Required action:
Report how many lines in the entries below hold the word "updates". Your answer is that number alone.

Information supplied:
※
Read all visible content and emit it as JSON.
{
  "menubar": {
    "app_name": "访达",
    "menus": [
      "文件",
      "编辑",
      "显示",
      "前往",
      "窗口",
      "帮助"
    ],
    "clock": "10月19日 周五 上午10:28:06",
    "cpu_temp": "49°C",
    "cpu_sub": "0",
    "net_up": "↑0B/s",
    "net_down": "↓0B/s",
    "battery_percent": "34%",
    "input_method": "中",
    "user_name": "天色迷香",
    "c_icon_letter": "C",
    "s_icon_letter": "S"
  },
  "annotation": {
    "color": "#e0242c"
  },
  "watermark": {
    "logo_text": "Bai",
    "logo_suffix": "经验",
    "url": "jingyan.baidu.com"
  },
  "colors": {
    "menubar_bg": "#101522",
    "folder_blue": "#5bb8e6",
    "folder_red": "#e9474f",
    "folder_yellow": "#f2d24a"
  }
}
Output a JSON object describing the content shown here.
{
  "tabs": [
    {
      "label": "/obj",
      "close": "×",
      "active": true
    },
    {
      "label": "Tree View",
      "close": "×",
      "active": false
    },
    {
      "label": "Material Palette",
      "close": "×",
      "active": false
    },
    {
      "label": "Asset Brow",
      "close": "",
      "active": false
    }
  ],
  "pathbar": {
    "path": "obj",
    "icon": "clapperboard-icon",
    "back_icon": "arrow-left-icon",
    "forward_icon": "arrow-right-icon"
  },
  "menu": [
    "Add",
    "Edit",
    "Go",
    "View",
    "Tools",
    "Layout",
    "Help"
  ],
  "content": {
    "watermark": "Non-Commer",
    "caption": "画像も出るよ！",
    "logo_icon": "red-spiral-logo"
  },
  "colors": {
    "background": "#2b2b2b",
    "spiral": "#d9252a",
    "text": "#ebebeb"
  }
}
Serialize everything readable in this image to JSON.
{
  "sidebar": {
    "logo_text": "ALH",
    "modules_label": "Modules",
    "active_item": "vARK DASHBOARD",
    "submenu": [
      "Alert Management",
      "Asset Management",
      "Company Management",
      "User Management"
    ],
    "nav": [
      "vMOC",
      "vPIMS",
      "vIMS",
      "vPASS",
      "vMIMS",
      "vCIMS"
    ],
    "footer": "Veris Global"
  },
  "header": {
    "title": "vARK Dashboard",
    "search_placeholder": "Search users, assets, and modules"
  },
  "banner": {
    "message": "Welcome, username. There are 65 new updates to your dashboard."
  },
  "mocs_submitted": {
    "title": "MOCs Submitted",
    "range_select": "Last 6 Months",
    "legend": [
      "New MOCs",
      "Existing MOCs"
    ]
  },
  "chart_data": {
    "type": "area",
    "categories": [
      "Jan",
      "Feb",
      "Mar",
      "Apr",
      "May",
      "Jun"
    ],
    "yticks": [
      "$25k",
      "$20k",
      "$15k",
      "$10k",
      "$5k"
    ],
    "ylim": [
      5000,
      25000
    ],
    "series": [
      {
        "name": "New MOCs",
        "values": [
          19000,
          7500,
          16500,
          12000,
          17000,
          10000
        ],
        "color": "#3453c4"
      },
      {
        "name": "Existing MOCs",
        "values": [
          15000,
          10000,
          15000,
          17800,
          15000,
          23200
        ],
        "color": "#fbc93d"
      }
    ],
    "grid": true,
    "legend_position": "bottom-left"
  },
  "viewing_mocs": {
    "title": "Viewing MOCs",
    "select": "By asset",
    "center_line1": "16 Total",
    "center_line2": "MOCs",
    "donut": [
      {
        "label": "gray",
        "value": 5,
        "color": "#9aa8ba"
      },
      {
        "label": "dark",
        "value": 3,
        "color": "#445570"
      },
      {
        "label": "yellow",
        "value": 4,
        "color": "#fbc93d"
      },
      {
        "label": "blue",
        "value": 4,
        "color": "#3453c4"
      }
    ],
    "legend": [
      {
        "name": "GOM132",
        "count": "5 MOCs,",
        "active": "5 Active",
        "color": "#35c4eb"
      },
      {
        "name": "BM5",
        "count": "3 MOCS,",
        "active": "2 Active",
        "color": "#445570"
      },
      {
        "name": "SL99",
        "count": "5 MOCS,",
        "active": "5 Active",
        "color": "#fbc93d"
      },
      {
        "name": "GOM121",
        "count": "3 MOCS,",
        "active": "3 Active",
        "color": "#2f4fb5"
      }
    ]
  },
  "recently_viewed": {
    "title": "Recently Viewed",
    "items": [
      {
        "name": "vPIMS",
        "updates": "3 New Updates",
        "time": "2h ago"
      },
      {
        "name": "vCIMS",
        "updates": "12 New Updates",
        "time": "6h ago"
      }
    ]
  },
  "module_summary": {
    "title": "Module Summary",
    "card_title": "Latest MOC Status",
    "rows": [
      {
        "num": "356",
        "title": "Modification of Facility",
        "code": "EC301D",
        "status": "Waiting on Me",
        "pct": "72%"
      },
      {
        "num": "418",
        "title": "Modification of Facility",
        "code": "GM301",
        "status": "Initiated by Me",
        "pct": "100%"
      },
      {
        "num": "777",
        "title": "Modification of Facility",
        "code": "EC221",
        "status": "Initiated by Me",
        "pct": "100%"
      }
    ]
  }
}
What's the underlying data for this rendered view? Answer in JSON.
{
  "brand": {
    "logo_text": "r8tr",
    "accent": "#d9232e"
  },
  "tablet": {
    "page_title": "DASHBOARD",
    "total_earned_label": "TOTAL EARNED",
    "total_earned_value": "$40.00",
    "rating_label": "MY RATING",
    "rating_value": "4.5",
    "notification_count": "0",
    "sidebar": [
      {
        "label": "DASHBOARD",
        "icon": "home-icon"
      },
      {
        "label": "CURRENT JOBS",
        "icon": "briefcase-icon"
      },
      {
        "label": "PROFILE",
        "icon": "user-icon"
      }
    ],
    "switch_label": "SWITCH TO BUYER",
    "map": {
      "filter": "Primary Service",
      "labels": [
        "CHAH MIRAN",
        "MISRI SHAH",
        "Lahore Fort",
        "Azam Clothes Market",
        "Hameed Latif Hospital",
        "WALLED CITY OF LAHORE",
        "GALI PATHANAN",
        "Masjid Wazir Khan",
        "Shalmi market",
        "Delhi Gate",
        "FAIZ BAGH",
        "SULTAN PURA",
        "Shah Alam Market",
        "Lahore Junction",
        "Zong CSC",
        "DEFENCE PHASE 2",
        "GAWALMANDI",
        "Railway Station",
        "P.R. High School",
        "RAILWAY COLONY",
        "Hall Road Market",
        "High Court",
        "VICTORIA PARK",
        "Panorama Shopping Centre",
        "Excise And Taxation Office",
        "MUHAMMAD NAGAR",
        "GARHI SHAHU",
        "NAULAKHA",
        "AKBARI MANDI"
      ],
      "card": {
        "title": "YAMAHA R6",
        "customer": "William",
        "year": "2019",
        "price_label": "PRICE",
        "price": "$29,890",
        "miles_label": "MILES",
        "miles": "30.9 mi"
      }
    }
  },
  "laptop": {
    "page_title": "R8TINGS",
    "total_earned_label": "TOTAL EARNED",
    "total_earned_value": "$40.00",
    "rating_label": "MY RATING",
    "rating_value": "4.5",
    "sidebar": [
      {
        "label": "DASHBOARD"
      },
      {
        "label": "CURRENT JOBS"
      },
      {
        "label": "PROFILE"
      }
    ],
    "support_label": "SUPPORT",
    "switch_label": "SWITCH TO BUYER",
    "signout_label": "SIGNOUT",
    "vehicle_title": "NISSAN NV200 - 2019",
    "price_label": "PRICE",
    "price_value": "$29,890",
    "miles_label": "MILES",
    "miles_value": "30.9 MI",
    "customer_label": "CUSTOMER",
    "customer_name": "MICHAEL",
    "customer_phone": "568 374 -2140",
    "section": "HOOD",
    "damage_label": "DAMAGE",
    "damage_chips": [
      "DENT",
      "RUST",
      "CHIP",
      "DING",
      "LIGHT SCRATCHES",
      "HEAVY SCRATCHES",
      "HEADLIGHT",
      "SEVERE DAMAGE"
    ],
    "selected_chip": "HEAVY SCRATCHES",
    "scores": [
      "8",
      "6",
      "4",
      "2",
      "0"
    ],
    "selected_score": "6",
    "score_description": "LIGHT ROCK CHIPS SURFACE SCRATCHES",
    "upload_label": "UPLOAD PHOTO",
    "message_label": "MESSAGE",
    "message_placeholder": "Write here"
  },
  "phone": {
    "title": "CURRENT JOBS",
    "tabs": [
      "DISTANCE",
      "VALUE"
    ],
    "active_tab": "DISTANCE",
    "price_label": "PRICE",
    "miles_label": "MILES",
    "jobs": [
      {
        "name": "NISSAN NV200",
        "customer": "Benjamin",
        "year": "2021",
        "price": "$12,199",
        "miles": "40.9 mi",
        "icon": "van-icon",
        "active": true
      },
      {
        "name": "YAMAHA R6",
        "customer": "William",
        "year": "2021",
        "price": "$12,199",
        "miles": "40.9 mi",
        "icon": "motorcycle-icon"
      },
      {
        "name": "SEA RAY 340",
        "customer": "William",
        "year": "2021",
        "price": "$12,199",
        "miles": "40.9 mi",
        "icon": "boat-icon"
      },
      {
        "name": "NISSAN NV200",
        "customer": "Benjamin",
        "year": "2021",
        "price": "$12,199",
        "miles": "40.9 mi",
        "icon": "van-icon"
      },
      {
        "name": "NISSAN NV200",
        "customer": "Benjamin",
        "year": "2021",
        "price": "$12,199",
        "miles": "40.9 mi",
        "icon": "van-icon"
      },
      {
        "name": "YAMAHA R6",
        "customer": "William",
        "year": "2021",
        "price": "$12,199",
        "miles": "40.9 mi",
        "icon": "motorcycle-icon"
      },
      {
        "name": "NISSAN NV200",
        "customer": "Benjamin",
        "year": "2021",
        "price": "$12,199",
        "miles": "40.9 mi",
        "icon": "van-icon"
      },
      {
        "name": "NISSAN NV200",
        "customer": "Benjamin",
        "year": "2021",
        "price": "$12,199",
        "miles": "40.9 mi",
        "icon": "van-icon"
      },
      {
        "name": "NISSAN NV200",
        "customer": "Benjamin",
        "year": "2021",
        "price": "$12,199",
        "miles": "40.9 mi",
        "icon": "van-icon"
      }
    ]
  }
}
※
Exercise solution:
3